Assignment ▸ Lift out all lines below that contain "JSON".

..............................

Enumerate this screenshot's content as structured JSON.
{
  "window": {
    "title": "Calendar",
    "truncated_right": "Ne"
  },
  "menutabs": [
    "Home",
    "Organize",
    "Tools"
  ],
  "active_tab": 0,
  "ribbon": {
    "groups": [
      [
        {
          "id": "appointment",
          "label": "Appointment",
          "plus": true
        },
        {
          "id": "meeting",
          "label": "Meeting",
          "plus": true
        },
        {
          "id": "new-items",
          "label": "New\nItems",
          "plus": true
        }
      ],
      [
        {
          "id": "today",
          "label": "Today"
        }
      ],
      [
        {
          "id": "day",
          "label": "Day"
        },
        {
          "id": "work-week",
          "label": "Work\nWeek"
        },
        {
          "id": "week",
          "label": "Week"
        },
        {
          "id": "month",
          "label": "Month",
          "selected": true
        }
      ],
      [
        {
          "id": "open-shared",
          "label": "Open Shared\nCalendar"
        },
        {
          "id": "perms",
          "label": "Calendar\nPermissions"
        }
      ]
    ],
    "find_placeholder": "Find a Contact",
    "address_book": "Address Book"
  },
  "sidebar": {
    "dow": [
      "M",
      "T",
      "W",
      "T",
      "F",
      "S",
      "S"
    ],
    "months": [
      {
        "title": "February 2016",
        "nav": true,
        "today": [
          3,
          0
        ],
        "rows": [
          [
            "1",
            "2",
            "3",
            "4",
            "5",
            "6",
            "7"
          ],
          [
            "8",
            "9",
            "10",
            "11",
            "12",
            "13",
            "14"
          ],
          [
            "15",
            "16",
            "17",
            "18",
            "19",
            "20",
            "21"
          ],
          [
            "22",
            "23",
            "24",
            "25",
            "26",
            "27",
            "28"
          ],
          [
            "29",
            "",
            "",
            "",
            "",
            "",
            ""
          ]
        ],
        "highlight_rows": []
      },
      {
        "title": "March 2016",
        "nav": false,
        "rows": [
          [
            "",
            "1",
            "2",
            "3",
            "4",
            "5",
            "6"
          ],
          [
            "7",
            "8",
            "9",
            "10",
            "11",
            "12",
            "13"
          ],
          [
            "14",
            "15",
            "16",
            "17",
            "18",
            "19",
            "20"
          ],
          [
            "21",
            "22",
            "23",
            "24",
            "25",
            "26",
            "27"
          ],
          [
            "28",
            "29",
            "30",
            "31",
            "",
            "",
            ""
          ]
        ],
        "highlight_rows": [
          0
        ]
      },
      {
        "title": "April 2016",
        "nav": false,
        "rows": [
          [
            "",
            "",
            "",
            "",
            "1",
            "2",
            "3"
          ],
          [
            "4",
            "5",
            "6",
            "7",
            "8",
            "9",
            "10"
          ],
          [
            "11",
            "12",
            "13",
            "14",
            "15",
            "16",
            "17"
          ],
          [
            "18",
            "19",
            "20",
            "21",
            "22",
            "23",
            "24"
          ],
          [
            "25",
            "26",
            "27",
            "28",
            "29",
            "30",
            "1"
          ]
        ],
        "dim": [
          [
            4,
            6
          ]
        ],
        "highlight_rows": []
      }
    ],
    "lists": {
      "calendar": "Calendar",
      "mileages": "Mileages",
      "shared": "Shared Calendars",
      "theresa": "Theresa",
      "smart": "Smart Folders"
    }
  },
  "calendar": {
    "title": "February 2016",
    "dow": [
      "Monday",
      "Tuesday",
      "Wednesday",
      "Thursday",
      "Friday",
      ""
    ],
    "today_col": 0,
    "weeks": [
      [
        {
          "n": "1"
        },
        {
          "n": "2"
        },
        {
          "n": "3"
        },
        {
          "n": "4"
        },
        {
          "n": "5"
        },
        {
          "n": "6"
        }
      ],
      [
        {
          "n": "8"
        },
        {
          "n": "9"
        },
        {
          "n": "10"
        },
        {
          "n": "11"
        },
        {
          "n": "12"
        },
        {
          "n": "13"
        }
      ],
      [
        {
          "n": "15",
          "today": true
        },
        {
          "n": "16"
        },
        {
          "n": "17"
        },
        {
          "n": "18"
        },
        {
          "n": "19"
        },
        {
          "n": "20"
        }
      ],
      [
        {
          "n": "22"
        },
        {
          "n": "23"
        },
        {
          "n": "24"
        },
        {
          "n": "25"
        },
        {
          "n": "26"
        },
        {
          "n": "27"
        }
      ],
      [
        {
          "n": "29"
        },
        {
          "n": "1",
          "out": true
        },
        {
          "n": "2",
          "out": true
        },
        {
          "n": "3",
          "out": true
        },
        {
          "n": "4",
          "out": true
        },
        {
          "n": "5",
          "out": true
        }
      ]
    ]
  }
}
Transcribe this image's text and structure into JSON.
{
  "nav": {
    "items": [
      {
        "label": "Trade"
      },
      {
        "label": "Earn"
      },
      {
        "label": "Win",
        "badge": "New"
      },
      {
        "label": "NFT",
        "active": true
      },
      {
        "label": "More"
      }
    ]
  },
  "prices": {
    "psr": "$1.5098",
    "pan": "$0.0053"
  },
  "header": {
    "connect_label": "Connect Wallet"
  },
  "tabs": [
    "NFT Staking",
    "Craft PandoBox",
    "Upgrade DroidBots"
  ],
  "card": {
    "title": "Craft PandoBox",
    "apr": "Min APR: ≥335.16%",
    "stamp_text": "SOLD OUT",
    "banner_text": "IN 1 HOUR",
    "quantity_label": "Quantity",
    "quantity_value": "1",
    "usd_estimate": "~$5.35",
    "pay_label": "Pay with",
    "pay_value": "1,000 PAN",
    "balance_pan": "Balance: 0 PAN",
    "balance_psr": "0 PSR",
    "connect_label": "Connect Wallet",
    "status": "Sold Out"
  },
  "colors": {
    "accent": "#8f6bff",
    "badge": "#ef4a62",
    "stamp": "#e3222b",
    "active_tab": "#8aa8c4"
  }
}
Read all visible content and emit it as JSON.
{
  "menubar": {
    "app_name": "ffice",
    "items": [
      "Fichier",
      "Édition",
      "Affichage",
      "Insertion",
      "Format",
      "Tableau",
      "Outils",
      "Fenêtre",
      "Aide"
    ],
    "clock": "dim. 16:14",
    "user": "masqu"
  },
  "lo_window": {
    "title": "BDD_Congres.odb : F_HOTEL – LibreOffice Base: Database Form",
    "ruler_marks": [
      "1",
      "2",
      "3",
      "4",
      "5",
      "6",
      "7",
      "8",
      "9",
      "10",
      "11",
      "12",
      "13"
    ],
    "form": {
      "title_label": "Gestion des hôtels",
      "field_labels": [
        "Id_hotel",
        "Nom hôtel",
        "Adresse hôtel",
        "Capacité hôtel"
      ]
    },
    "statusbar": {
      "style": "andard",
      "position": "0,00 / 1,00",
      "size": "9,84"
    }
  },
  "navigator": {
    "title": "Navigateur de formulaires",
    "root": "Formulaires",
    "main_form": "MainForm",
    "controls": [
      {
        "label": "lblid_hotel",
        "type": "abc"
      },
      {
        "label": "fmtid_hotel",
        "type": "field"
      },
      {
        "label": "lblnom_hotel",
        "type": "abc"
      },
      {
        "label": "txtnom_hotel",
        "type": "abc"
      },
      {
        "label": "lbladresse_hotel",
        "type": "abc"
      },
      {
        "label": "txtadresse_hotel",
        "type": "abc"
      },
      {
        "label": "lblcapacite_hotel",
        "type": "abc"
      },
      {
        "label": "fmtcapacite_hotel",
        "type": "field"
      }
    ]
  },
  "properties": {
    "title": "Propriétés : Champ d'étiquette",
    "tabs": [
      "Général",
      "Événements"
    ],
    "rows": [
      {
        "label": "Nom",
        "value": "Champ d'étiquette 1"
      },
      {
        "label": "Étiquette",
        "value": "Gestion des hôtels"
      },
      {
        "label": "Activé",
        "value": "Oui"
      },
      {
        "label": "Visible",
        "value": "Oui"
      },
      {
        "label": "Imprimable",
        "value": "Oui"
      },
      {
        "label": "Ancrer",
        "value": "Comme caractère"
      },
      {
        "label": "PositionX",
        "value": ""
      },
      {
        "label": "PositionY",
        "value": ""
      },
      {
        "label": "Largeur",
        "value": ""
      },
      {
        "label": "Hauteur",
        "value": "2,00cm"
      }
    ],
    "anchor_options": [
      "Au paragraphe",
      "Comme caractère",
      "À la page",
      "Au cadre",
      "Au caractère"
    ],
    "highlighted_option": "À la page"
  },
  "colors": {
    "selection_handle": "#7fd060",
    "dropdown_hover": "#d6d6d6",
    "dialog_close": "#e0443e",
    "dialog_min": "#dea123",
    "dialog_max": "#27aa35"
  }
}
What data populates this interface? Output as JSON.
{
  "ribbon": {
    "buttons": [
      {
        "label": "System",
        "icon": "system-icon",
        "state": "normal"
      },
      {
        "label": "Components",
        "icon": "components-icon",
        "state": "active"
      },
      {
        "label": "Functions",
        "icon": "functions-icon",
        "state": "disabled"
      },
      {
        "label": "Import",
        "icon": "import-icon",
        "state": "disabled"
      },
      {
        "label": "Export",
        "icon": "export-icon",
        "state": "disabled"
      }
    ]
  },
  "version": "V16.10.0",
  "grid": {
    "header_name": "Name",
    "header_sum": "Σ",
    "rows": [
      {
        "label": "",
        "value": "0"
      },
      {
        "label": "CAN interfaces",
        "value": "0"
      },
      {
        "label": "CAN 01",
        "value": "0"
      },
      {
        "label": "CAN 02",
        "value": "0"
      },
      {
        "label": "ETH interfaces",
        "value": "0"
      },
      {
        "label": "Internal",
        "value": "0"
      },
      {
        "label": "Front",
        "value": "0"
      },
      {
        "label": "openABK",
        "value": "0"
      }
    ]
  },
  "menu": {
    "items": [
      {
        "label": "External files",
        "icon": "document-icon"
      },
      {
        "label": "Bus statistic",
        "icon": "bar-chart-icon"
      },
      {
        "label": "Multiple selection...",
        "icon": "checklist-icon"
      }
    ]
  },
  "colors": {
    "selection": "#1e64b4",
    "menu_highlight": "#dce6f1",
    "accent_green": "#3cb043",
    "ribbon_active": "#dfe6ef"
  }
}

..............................

Response to this exercise ▸
Enumerate this screenshot's content as structured JSON.
Transcribe this image's text and structure into JSON.
Read all visible content and emit it as JSON.
What data populates this interface? Output as JSON.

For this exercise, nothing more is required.